• _WORK ORDER_: Among the entries below, find the lines with the word "将会有很多人莫名被安乐死" and return them.

Data items:
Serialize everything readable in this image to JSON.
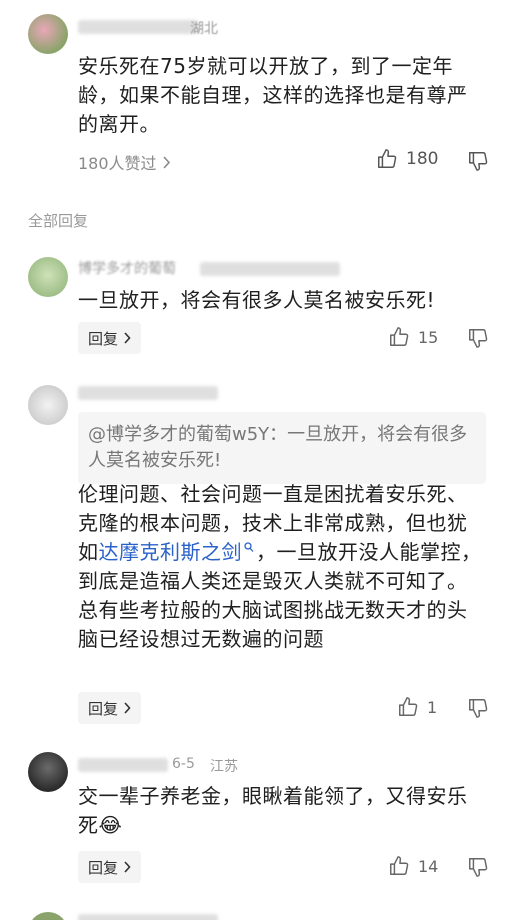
{
  "top_comment": {
    "username_suffix": "湖北",
    "text": "安乐死在75岁就可以开放了，到了一定年龄，如果不能自理，这样的选择也是有尊严的离开。",
    "likes_summary": "180人赞过",
    "like_count": "180"
  },
  "section": {
    "title": "全部回复"
  },
  "replies": [
    {
      "username": "博学多才的葡萄",
      "text": "一旦放开，将会有很多人莫名被安乐死!",
      "reply_label": "回复",
      "like_count": "15"
    },
    {
      "quote": "@博学多才的葡萄w5Y：一旦放开，将会有很多人莫名被安乐死!",
      "text_before_link": "伦理问题、社会问题一直是困扰着安乐死、克隆的根本问题，技术上非常成熟，但也犹如",
      "link_text": "达摩克利斯之剑",
      "text_after_link": "，一旦放开没人能掌控，到底是造福人类还是毁灭人类就不可知了。总有些考拉般的大脑试图挑战无数天才的头脑已经设想过无数遍的问题",
      "reply_label": "回复",
      "like_count": "1"
    },
    {
      "date": "6-5",
      "location": "江苏",
      "text": "交一辈子养老金，眼瞅着能领了，又得安乐死",
      "emoji": "😂",
      "reply_label": "回复",
      "like_count": "14"
    }
  ],
  "colors": {
    "link": "#2a62c9",
    "meta": "#8a8a8a",
    "button_bg": "#f4f4f4"
  }
}
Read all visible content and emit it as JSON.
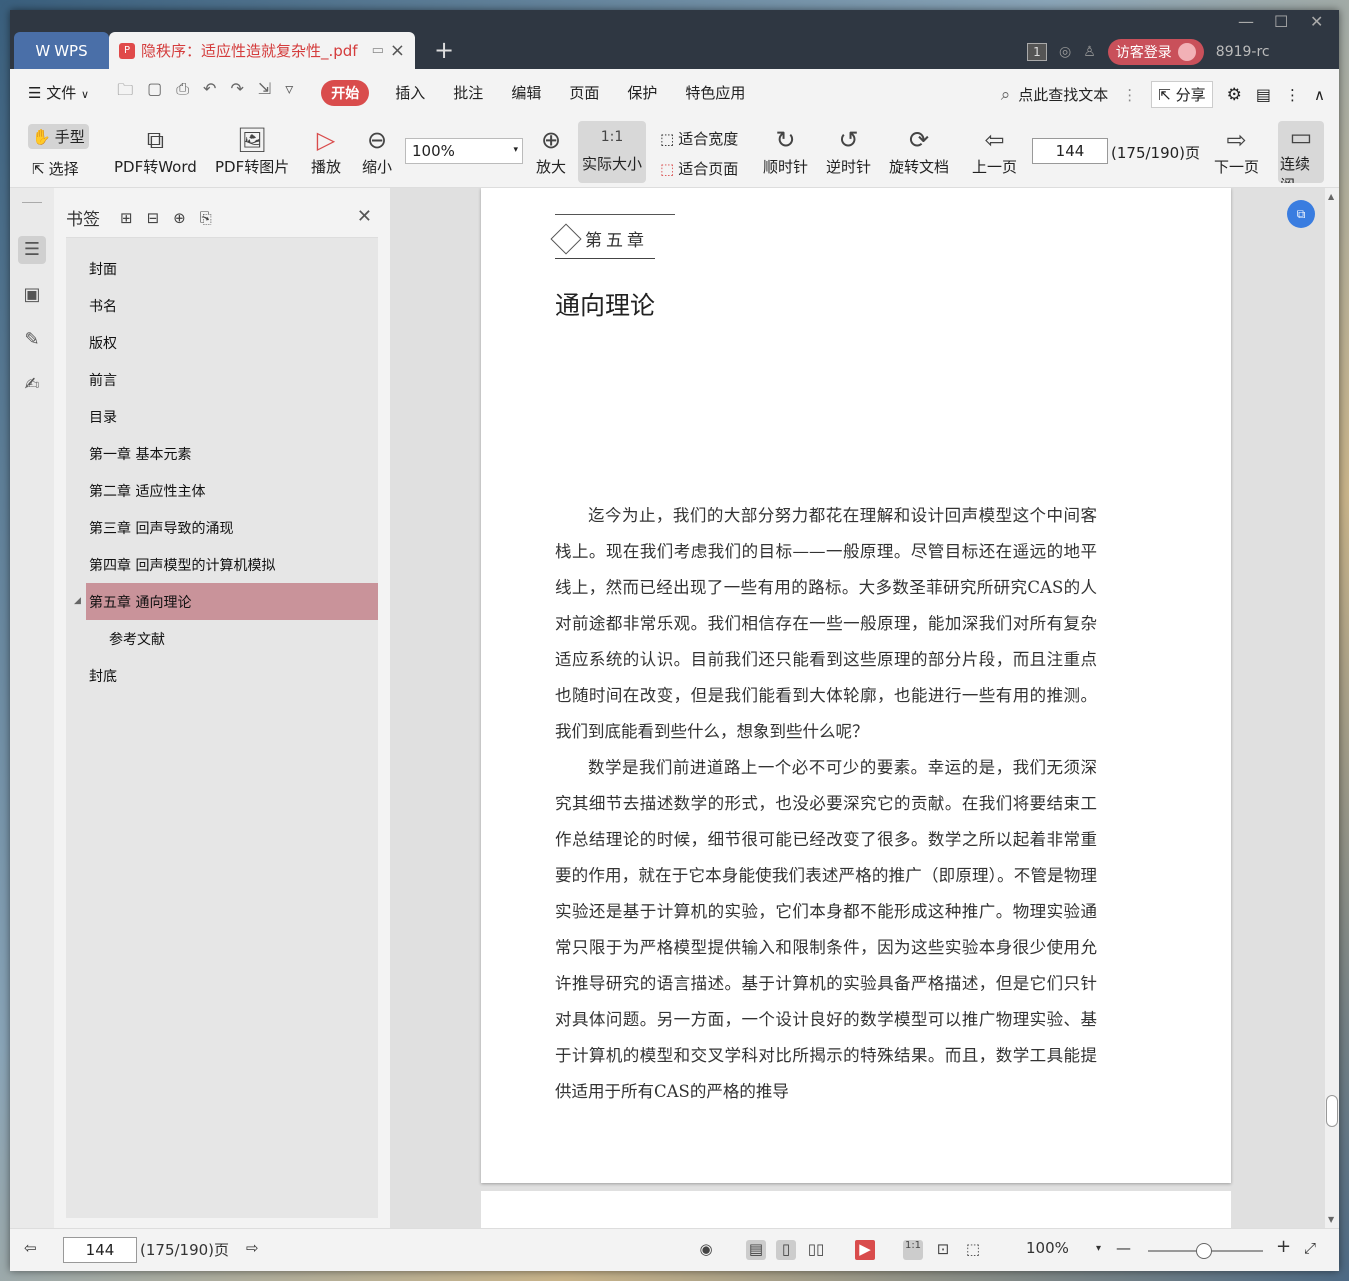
{
  "titlebar": {
    "app_tab": "WPS",
    "doc_tab": "隐秩序：适应性造就复杂性_.pdf",
    "new_tab": "+",
    "page_badge": "1",
    "login": "访客登录",
    "version": "8919-rc",
    "minimize": "—",
    "maximize": "☐",
    "close": "✕"
  },
  "menubar": {
    "file": "文件",
    "tabs": [
      "开始",
      "插入",
      "批注",
      "编辑",
      "页面",
      "保护",
      "特色应用"
    ],
    "search": "点此查找文本",
    "share": "分享"
  },
  "toolbar": {
    "hand": "手型",
    "select": "选择",
    "pdf_to_word": "PDF转Word",
    "pdf_to_image": "PDF转图片",
    "play": "播放",
    "zoom_out": "缩小",
    "zoom_value": "100%",
    "zoom_in": "放大",
    "actual_size": "实际大小",
    "fit_width": "适合宽度",
    "fit_page": "适合页面",
    "clockwise": "顺时针",
    "counterclockwise": "逆时针",
    "rotate_doc": "旋转文档",
    "prev_page": "上一页",
    "page_number": "144",
    "page_total": "(175/190)页",
    "next_page": "下一页",
    "continuous": "连续阅"
  },
  "bookmarks": {
    "title": "书签",
    "items": [
      {
        "label": "封面"
      },
      {
        "label": "书名"
      },
      {
        "label": "版权"
      },
      {
        "label": "前言"
      },
      {
        "label": "目录"
      },
      {
        "label": "第一章  基本元素"
      },
      {
        "label": "第二章  适应性主体"
      },
      {
        "label": "第三章  回声导致的涌现"
      },
      {
        "label": "第四章  回声模型的计算机模拟"
      },
      {
        "label": "第五章  通向理论"
      },
      {
        "label": "参考文献"
      },
      {
        "label": "封底"
      }
    ]
  },
  "document": {
    "chapter_mark": "第五章",
    "chapter_title": "通向理论",
    "paragraphs": [
      "迄今为止，我们的大部分努力都花在理解和设计回声模型这个中间客栈上。现在我们考虑我们的目标——一般原理。尽管目标还在遥远的地平线上，然而已经出现了一些有用的路标。大多数圣菲研究所研究CAS的人对前途都非常乐观。我们相信存在一些一般原理，能加深我们对所有复杂适应系统的认识。目前我们还只能看到这些原理的部分片段，而且注重点也随时间在改变，但是我们能看到大体轮廓，也能进行一些有用的推测。我们到底能看到些什么，想象到些什么呢？",
      "数学是我们前进道路上一个必不可少的要素。幸运的是，我们无须深究其细节去描述数学的形式，也没必要深究它的贡献。在我们将要结束工作总结理论的时候，细节很可能已经改变了很多。数学之所以起着非常重要的作用，就在于它本身能使我们表述严格的推广（即原理）。不管是物理实验还是基于计算机的实验，它们本身都不能形成这种推广。物理实验通常只限于为严格模型提供输入和限制条件，因为这些实验本身很少使用允许推导研究的语言描述。基于计算机的实验具备严格描述，但是它们只针对具体问题。另一方面，一个设计良好的数学模型可以推广物理实验、基于计算机的模型和交叉学科对比所揭示的特殊结果。而且，数学工具能提供适用于所有CAS的严格的推导"
    ]
  },
  "statusbar": {
    "page_number": "144",
    "page_total": "(175/190)页",
    "zoom": "100%"
  }
}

• _PROBLEM SOLUTION_:
      "text": "一旦放开，将会有很多人莫名被安乐死!",
      "quote": "@博学多才的葡萄w5Y：一旦放开，将会有很多人莫名被安乐死!",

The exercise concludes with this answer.